Because of these limitations it is often best to pursue a hybrid strategy where you are getting points from building and attacking while not butting up too strongly against the restrictions of focusing too much on just one. It’s certainly possible to focus primarily on one but the circumstances have to be just right and you’ll still have to make an effort to stop your opponents from having unrestricted access to the action you don’t pursue. You’ll more likely be deciding how much you want to emphasize building and attacking, spending your efforts on both depending on what cards come up. Titans are a more lucrative source of banners but building, especially the bonus point empires in the B deck, can be just as important. I really like the balance between these two strategies and although attacking is the superior source of banners you can still stand a decent chance of winning without being overly aggressive.
Another aspect that I enjoyed in The Action World is the balance within gaining additional workers. Since the game is so short it’s possible to spend as much effort in gaining the workers as you’ll get out of using them. In this regard I’ve found that you could end up doing just as well by remaining at three workers for the whole game given the right mix of cards. There is still a clear benefit to growing, you’ll get more actions in the later parts of the game when they really matter. In addition to that you’ll also get access to the higher skill workers which can be used to block out the other players or allow you to be flexible in not being able to get blocked out yourself. Preventing other players from using key actions (Learn, Expand, Grow, Explore) by blocking them at the right time is incredibly important but can be more challenging then other worker placement games where any worker will do the trick.
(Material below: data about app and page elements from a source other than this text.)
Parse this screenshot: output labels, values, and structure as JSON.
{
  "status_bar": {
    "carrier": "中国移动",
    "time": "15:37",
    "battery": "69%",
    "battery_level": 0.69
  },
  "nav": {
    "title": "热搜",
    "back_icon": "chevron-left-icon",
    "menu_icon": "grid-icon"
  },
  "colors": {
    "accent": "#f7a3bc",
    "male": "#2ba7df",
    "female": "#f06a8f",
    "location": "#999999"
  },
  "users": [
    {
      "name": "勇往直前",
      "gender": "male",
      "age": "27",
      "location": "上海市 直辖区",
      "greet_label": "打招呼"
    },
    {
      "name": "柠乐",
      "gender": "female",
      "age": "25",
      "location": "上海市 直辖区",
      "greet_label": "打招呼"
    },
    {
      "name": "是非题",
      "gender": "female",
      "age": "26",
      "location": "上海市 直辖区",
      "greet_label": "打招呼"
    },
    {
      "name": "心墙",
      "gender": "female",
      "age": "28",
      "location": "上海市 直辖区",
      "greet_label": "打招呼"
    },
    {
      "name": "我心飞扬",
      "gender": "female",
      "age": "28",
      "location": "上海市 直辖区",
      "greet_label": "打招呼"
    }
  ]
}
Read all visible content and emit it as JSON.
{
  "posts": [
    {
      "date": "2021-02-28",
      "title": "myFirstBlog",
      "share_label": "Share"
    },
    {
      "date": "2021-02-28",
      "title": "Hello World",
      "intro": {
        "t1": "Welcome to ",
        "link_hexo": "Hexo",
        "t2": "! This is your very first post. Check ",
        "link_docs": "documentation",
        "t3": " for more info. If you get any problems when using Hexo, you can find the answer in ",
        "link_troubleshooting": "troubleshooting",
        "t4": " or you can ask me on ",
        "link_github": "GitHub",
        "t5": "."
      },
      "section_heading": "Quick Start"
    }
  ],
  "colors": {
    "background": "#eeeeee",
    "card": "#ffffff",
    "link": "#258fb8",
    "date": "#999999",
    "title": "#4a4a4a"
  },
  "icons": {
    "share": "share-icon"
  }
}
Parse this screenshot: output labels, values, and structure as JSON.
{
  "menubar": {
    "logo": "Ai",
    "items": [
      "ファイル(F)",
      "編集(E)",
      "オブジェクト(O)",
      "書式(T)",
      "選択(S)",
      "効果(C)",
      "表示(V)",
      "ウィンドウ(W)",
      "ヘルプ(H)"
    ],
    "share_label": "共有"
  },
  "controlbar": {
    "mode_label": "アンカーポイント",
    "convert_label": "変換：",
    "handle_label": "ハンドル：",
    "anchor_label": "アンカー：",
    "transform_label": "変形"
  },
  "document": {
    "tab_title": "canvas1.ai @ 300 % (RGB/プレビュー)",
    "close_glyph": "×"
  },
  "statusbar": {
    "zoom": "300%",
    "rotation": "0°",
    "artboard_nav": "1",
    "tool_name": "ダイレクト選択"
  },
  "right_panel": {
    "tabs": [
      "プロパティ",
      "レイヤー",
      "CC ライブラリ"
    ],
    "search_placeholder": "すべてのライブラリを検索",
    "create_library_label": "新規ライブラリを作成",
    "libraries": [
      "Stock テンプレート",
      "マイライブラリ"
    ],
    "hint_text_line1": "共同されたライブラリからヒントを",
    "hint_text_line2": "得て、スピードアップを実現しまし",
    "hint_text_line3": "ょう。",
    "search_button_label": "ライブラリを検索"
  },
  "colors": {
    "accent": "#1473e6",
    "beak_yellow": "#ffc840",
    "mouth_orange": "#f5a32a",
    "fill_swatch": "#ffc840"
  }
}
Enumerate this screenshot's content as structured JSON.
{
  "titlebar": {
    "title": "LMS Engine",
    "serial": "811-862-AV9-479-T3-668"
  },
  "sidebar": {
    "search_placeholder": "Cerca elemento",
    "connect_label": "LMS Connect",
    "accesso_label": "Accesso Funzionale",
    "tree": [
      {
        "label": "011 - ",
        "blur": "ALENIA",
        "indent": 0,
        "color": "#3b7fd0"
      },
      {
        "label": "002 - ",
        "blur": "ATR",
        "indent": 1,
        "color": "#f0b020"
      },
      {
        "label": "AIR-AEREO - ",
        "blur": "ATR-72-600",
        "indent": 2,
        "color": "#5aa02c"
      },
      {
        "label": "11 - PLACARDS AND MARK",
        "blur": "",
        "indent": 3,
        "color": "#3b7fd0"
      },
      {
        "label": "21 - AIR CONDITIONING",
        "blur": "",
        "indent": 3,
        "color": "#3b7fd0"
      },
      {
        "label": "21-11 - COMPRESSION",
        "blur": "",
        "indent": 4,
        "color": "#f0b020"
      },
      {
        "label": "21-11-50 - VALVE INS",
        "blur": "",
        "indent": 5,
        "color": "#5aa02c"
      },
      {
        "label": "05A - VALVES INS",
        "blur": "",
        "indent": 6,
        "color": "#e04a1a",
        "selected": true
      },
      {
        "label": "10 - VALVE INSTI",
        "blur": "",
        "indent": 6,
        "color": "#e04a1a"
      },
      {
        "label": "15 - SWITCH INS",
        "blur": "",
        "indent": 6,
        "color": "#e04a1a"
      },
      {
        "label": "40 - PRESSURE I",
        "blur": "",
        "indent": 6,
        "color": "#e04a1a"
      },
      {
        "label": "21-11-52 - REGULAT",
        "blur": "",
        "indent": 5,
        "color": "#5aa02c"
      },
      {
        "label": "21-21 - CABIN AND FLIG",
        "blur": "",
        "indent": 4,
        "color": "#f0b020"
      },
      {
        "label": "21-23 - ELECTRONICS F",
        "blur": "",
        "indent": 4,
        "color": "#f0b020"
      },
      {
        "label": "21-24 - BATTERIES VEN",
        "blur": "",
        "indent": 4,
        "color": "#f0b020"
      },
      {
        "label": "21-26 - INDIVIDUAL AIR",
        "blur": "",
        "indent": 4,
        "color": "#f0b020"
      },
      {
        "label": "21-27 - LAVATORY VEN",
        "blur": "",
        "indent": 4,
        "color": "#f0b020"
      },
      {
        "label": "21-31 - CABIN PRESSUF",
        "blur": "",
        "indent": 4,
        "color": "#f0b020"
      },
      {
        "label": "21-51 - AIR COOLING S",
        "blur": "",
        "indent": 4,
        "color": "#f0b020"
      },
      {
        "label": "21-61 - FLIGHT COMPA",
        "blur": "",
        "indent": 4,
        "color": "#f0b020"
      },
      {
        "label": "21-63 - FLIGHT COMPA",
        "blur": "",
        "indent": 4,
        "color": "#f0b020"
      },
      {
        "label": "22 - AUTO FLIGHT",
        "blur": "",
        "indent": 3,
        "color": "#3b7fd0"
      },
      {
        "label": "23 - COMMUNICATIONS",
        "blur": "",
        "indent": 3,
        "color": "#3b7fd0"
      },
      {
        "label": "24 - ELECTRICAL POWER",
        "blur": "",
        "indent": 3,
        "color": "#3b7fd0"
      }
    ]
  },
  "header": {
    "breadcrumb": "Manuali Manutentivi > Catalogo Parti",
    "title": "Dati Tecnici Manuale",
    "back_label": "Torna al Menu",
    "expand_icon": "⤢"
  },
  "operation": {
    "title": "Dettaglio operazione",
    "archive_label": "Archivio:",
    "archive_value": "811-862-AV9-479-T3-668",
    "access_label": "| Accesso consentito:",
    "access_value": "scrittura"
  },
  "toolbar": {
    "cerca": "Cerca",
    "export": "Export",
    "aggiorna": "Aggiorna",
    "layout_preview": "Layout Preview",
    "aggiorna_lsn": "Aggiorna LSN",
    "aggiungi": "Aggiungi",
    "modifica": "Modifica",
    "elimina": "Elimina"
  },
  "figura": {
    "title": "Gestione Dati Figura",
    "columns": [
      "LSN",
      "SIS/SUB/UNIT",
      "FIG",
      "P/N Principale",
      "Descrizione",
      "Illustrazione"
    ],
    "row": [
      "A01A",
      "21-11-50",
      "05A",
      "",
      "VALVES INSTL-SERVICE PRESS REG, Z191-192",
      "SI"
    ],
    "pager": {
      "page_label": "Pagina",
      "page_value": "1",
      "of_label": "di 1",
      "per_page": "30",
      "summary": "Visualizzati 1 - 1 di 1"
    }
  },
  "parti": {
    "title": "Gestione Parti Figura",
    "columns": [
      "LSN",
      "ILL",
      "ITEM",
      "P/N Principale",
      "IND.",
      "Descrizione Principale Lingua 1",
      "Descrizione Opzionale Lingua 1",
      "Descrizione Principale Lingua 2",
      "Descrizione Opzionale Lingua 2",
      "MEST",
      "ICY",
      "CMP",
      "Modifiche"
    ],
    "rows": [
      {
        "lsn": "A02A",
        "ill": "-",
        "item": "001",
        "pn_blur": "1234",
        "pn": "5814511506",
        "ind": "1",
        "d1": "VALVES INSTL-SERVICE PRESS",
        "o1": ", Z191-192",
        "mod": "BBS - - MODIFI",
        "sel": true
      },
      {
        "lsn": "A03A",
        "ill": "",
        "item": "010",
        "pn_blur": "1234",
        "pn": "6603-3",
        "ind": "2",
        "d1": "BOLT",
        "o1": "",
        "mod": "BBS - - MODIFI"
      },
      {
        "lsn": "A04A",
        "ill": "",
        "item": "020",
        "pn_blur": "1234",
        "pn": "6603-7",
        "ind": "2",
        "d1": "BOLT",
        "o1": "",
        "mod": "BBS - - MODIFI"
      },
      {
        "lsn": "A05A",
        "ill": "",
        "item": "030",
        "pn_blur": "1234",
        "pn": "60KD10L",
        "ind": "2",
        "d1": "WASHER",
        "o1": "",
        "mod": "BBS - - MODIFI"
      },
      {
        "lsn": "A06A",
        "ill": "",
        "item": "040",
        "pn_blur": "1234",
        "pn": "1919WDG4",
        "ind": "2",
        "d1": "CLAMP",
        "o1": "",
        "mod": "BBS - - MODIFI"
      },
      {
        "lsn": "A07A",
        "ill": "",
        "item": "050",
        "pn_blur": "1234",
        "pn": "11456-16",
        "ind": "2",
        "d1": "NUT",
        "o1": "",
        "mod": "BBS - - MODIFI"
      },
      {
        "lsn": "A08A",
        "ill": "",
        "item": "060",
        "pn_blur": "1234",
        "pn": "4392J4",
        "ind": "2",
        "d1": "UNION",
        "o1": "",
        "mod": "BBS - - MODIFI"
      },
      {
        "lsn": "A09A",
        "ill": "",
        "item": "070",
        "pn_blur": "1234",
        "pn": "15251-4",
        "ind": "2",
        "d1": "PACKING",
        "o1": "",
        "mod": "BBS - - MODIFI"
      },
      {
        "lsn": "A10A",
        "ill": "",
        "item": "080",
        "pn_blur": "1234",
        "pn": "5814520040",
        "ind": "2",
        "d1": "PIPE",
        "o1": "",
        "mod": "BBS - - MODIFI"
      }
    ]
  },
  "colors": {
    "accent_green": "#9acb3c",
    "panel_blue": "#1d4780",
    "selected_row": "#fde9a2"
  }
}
You have to pay close attention to which workers have been used in order to take full advantage of your blocking potential.
I found The Ancient World to play well with a variety of player counts but was especially impressed with the 2-player game. The game went at a very quick pace and blocking was just as important as you react to each worker that your opponent plays. Since there are two main ways to get your banners specializing becomes a delicate balancing act as you shouldn’t let your opponent have uncontested access to any key resources (military cards, knowledge, citizens). It may often be in your best interest to take a lesser action to deny your opponent access to something lucrative to their strategy. There are generally several good options available to you as a result and you won’t often feel like there is an obvious choice that you are being forced into. The game is perhaps most tactical and dynamic in the 2-player form but still plays well and more brutally with more players.
The Ancient world is an excellent and accessible worker placement game that could be used as an entry point into the genre or as a quick and refreshing refinement for veterans. The card driven nature of the game leads to a challenging tactical experience with rewarding synergy and provides lots of variation between games. With the ability to play a 2-player game in under an hour and the beautiful artwork, The Ancient World has a lot to offer. I’d recommend it to anyone that enjoys worker placement, card driven, and tactical 2-player games.
Head on over to the Kickstarter for The Ancient World which is running through April 3 to get your own copy.